On the one hand, they’ re seeking to convince advertisers that it’ s going to be actually useful to them. So they’ re saying, ‘ Also, it’ s 95 % as effective as biscuits. You’ re going to have the ability to target whoever you want. You’ re going to be able to achieve people in really exact ways. ’
On the other side, when they speak with privacy advocates, they’ lso are saying, ‘ Oh, it’ s super anonymous. These types of groups are going to be really large. There’ s no way we’ re going to let it assimialte with any kind of sensitive characteristic that you may imagine. ’
Those two concepts just are in direct stress. Either it’ s a good proxy for the way individuals will behave and the stuff that they like and the types of people that they are, or it’ s not.
If it’ s i9000 the former, it’ s likely to be good for advertisers plus bad for privacy. If it’ s the latter, it’ h going to be good for personal privacy and bad for advertisers with no advertisers will use it.
When it comes to the crunch, Google’ s customers are certainly not privacy advocates. They are marketers. I think that if there are likely to be trade-offs, I am scared they are all going to go in the particular direction of more information plus less privacy.
Some browsers have got said they don’ big t support FLoC. What’ ersus the state of things at this time?
I believe there are going to be a few browsers whose customers are usually their users and that’ s all they worry about and so they probably won’ big t adopt FLoC, like Opera and Brave and ideally Safari, but we’ lmost all see. I don’ to know if they’ ve said anything officially about this.
Yet I think a lot of the other web browsers have just said ‘ We don’ t possess any plans to adopt this yet’ and they’ lso are just waiting to see regardless of whether it takes off.
Chrome has sadly been kind of the only one that will matters because they have two-thirds of the market share, at least internationally. If Chrome adopts this, advertisers are going to have a huge swath of users that they can focus on using FLoC. I think it’ s going to be difficult for some of the [others] to avoid jumping aboard.
Whatever you could very easily see can be websites that put up pseudo paywalls that say, ‘ Oh, your browser doesn’ t use FLoC. All of us can’ t serve advertisements, so we can’ t explain to you any content. Please down load Google Chrome in order to access the content. ’

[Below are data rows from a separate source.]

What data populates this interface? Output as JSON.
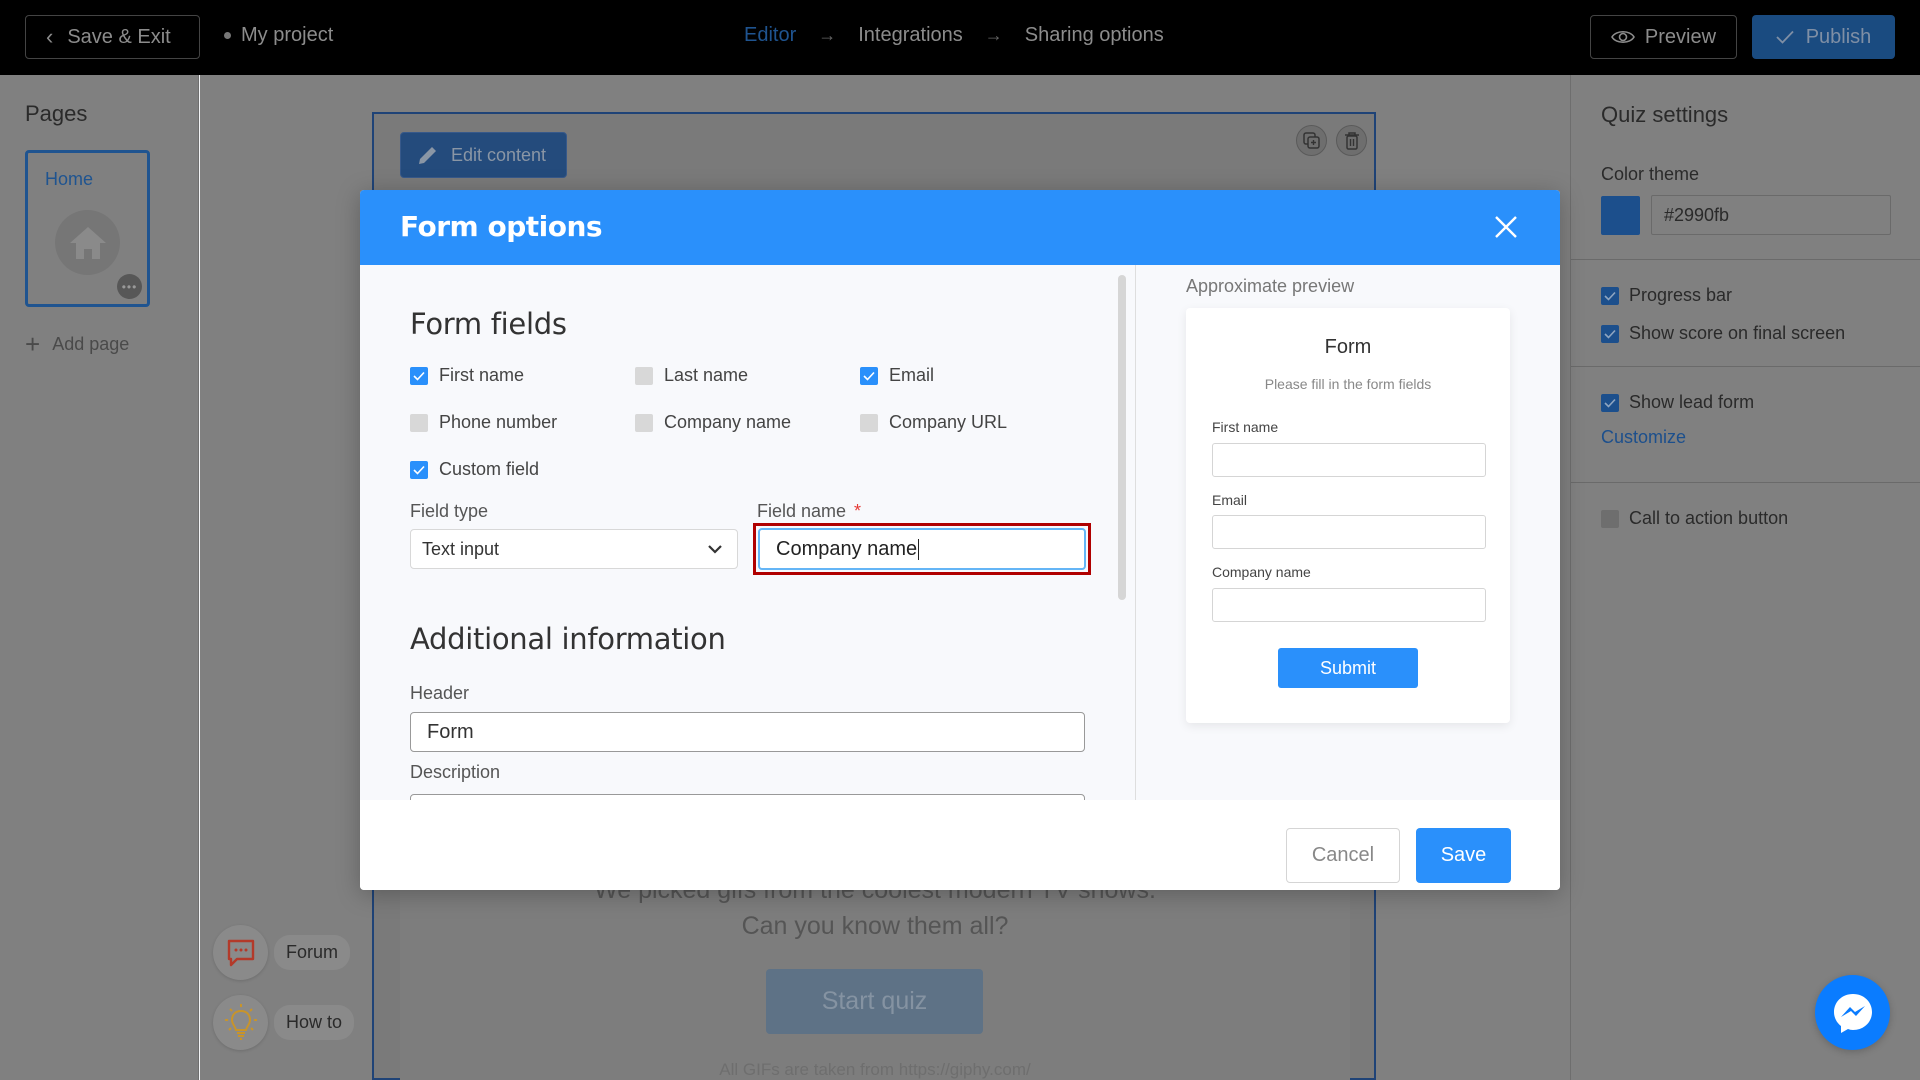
{
  "topbar": {
    "save_exit_label": "Save & Exit",
    "project_name": "My project",
    "breadcrumbs": [
      {
        "label": "Editor",
        "active": true
      },
      {
        "label": "Integrations",
        "active": false
      },
      {
        "label": "Sharing options",
        "active": false
      }
    ],
    "preview_label": "Preview",
    "publish_label": "Publish"
  },
  "left_sidebar": {
    "title": "Pages",
    "pages": [
      {
        "label": "Home"
      }
    ],
    "add_page_label": "Add page"
  },
  "canvas": {
    "edit_content_label": "Edit content",
    "subtitle_line1": "We picked gifs from the coolest modern TV shows.",
    "subtitle_line2": "Can you know them all?",
    "start_button_label": "Start quiz",
    "footer_note": "All GIFs are taken from https://giphy.com/"
  },
  "help": {
    "forum_label": "Forum",
    "howto_label": "How to"
  },
  "right_sidebar": {
    "title": "Quiz settings",
    "color_theme_label": "Color theme",
    "color_theme_value": "#2990fb",
    "progress_bar": {
      "label": "Progress bar",
      "checked": true
    },
    "show_score": {
      "label": "Show score on final screen",
      "checked": true
    },
    "show_lead_form": {
      "label": "Show lead form",
      "checked": true
    },
    "customize_label": "Customize",
    "cta_button": {
      "label": "Call to action button",
      "checked": false
    }
  },
  "modal": {
    "title": "Form options",
    "form_fields_title": "Form fields",
    "fields": [
      {
        "label": "First name",
        "checked": true
      },
      {
        "label": "Last name",
        "checked": false
      },
      {
        "label": "Email",
        "checked": true
      },
      {
        "label": "Phone number",
        "checked": false
      },
      {
        "label": "Company name",
        "checked": false
      },
      {
        "label": "Company URL",
        "checked": false
      },
      {
        "label": "Custom field",
        "checked": true
      }
    ],
    "field_type_label": "Field type",
    "field_type_value": "Text input",
    "field_name_label": "Field name",
    "field_name_required": "*",
    "field_name_value": "Company name",
    "additional_title": "Additional information",
    "header_label": "Header",
    "header_value": "Form",
    "description_label": "Description",
    "preview": {
      "caption": "Approximate preview",
      "title": "Form",
      "description": "Please fill in the form fields",
      "fields": [
        "First name",
        "Email",
        "Company name"
      ],
      "submit_label": "Submit"
    },
    "cancel_label": "Cancel",
    "save_label": "Save"
  },
  "colors": {
    "accent": "#2a90fb",
    "highlight_outline": "#b00000",
    "required": "#e53935"
  }
}
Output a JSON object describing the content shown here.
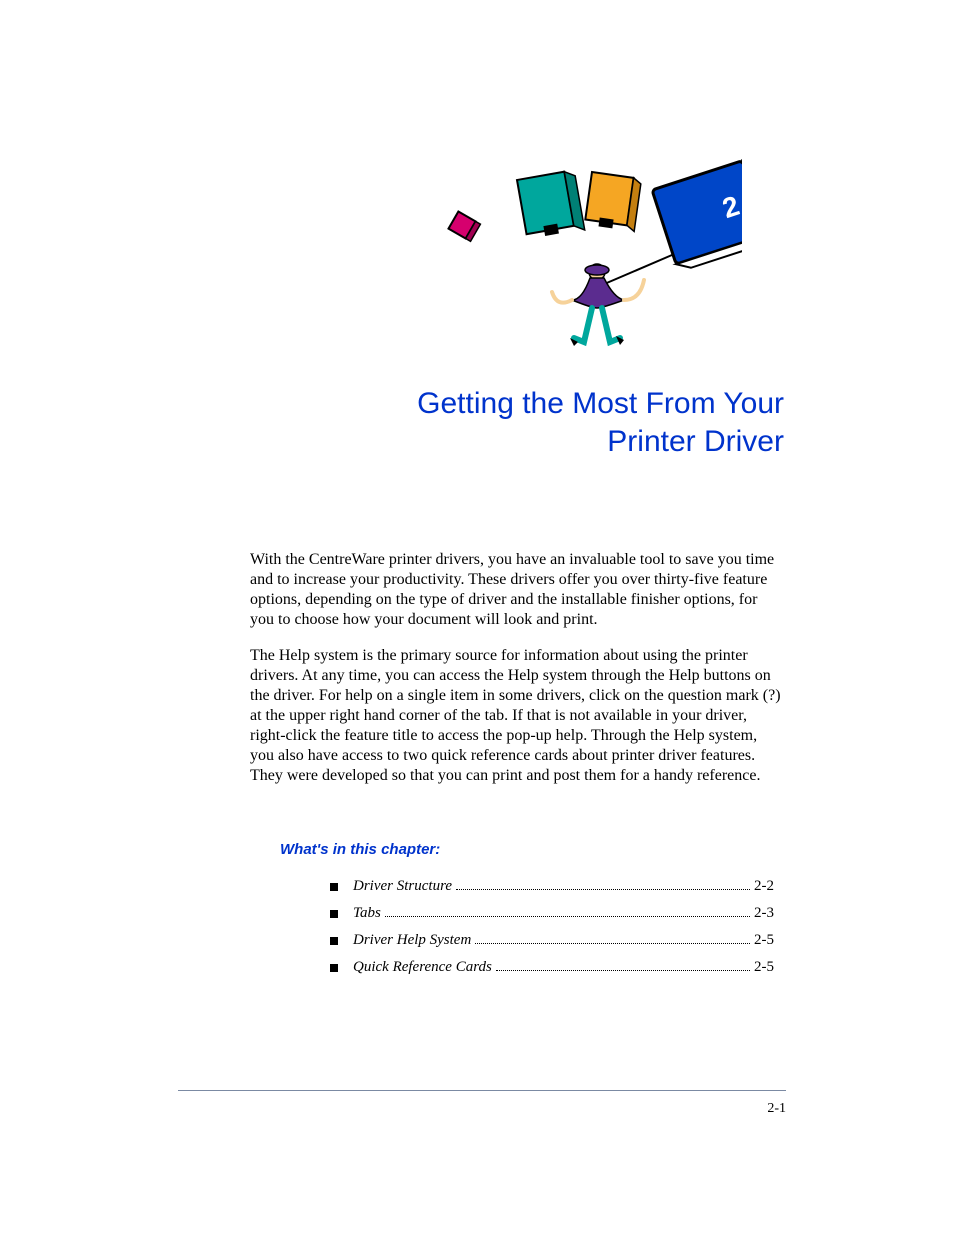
{
  "chapter": {
    "number": "2",
    "title_line1": "Getting the Most From Your",
    "title_line2": "Printer Driver"
  },
  "paragraphs": {
    "p1": "With the CentreWare printer drivers, you have an invaluable tool to save you time and to increase your productivity. These drivers offer you over thirty-five feature options, depending on the type of driver and the installable finisher options, for you to choose how your document will look and print.",
    "p2": "The Help system is the primary source for information about using the printer drivers. At any time, you can access the Help system through the Help buttons on the driver. For help on a single item in some drivers, click on the question mark (?) at the upper right hand corner of the tab. If that is not available in your driver, right-click the feature title to access the pop-up help. Through the Help system, you also have access to two quick reference cards about printer driver features. They were developed so that you can print and post them for a handy reference."
  },
  "section_header": "What's in this chapter:",
  "toc": [
    {
      "label": "Driver Structure",
      "page": "2-2"
    },
    {
      "label": "Tabs",
      "page": "2-3"
    },
    {
      "label": "Driver Help System",
      "page": "2-5"
    },
    {
      "label": "Quick Reference Cards",
      "page": "2-5"
    }
  ],
  "footer": {
    "page_number": "2-1"
  }
}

That’ s exactly what I’ m really scared of.
Would it say anything about Google’ s transparency that customers have been enrolled in this check run of FLoC without having to be aware of it?
I think that was a truly terrible idea. I can’ t believe Google went through with it.
It’ s one thing to develop this technology in the first place, that i don’ t think need to exist at all. But I believe reasonable minds can differ about that.
The whole bargain with FLoC is supposed to be that we’ re going to take away biscuits and take away all these additional kinds of tracking and change them all with FLoC. We’ re getting rid of the really poor stuff and they’ lso are replacing it with this issue, which is less bad.
But in this particular trial phase, they’ lso are like, ‘ Oh, simply no, we’ re leaving all of the really bad stuff plus we’ re going to include this other new poor thing and we’ lso are not going to tell you about it. ’
There’ s no way to choose in, and for the first few several weeks, there was no way to choose out. I think that was only a really bad decision. This felt like they were trying to hurry something through or have this into Chrome before individuals noticed and before there was clearly a chance for backlash.
I don’ capital t know why they had to achieve that, but I think it was a very bad idea. I think this reflects very poorly upon Chrome’ s relationship using their users and how much regard they have for their users.
What are your desires for the future of FLoC?
I hope it does not get used.